The folk rock'n roller Andreas Gabalier is known for rock sounds and he fills entire halls throughout Europe.

Many famous and excellent planners work(ed) and design(ed) in the field of architecture: from Günther Domenig or Klaus Kada, to Karla & Michael Szyszkowitz-Kowalski and Florian Riegler and Roger Riewe to Markus Pernthaler.

As a native of the Mürz valley, Peter Rosegger nearly received the Nobel Prize in Literature and strongly identified with this region around the Alpl during his lifetime. Although a native of Mürzzuschlag, Elfriede Jelinek is no longer associated with the region, but also actually received the Nobel Prize in Literature.
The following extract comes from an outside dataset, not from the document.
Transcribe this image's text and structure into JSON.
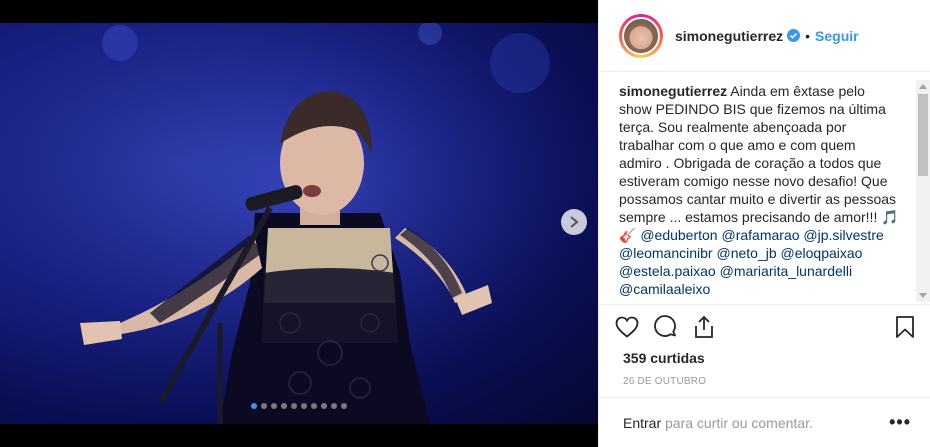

Also quite famous is the oldest cultural horse breed in the world, the Lipizzaner, which grow up as "Styrians" on the stud farm in Piber before they show "advanced dressage" to perfection at the Spanish Riding School in Vienna. The Lipizzaner stud farm in Piber aims to breed the oldest cultural horse breed in Europe, dating back to the year 1580 in the Imperial period. The mother mares are the heart of Piber Lipizzaner breeding: they ensure offspring and they are given very special attention. Today, around 40 foals are born in Western Styria annually - and not with their famous white coat, but rather with a black, grey or brown coat. It is only in the next four to ten years that they get the typical white for which the Lipizzaner horses are well known, popular and famous.

The Styrians are also famous/ notorious for their language
From the deepest east Styrian, which some - not only those away from the Styrian border - would call "barking", to the foreign word sounds around the Dachstein to the almost aristocratic sounding 'Grazerisch' [Graz dialect], the range of dialects is as colourful and varied as the Styrian landscape itself. And how would a Styrian say full of conviction: [is sou] or [Souwiesou].

Pictures say more than a thousand words

Pictures for press release